▶ [Your task]
Give the number of lines in the data that contain the word "регрессия"; no other text is needed.

[Records drawn from a dataset]
==================================================

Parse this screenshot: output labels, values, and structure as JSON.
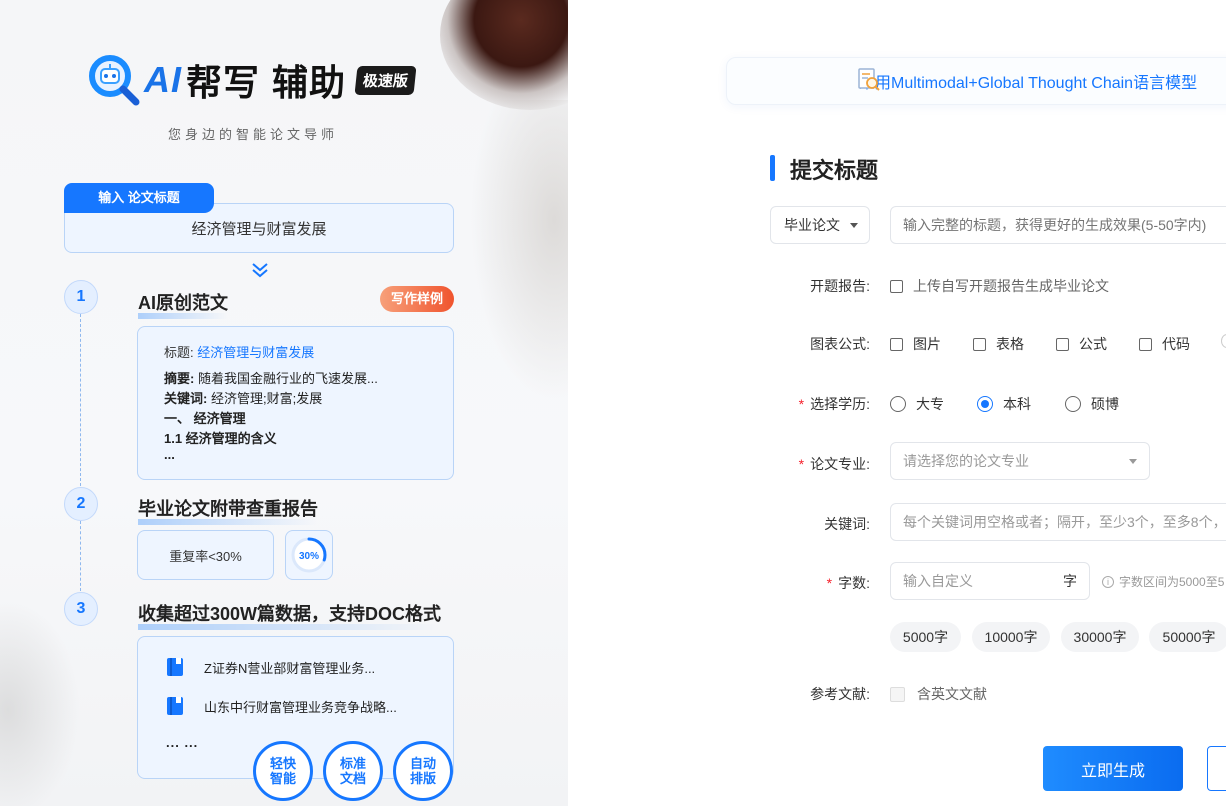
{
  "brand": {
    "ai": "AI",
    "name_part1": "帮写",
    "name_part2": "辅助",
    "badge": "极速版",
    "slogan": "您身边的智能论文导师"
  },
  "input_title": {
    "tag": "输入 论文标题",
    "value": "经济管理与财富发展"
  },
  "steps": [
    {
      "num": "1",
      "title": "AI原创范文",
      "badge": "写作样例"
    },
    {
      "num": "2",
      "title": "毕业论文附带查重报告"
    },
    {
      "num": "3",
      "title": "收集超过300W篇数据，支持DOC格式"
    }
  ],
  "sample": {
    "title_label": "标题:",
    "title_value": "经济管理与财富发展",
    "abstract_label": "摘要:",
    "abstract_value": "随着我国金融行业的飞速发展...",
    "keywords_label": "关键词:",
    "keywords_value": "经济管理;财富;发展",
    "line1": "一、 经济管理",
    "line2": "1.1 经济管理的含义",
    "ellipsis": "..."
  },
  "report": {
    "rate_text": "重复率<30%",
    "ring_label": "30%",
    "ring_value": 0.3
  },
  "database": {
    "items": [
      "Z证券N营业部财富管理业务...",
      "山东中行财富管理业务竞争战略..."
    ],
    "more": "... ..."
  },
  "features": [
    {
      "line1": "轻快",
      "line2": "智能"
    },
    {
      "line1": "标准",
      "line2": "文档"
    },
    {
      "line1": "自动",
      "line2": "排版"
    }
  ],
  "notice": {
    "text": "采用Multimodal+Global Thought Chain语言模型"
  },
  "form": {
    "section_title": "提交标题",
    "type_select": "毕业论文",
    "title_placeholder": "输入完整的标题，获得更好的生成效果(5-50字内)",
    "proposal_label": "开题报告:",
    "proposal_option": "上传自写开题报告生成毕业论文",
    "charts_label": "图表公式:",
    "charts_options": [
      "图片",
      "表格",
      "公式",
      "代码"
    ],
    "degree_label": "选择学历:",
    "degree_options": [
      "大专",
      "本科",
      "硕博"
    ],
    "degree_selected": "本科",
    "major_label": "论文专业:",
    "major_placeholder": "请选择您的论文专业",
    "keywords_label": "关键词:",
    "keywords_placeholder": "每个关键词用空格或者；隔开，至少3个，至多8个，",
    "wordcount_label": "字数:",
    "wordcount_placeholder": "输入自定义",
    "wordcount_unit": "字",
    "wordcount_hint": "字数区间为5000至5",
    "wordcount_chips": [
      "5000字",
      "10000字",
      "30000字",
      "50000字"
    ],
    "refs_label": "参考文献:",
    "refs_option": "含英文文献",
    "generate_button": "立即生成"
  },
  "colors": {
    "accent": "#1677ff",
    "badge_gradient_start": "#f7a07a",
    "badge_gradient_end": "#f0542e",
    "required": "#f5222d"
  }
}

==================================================

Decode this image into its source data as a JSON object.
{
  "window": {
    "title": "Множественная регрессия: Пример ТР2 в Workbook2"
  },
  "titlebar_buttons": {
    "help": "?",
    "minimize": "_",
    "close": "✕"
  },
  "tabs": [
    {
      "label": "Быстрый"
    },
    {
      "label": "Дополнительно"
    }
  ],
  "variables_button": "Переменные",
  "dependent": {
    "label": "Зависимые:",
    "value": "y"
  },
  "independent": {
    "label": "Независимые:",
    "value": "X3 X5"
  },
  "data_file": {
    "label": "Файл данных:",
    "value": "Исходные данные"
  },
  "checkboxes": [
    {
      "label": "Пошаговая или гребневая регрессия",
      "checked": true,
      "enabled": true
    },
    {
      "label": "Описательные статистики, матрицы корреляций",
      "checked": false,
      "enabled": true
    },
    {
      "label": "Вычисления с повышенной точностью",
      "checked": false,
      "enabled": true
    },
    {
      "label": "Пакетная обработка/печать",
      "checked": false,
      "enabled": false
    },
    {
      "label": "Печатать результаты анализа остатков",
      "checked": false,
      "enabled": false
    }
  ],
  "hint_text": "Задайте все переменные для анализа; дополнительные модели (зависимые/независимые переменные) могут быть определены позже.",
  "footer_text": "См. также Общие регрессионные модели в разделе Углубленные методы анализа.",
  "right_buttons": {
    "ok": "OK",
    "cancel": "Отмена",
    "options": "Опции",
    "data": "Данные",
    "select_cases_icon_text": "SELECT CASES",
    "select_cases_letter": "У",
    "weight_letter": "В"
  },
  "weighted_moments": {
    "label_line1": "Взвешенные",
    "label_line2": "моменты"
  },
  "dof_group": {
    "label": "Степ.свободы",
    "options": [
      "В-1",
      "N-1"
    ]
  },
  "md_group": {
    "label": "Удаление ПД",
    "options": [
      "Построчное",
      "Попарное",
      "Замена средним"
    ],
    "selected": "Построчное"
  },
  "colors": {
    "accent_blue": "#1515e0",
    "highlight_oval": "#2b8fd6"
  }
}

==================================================

▶ [Expected output]
2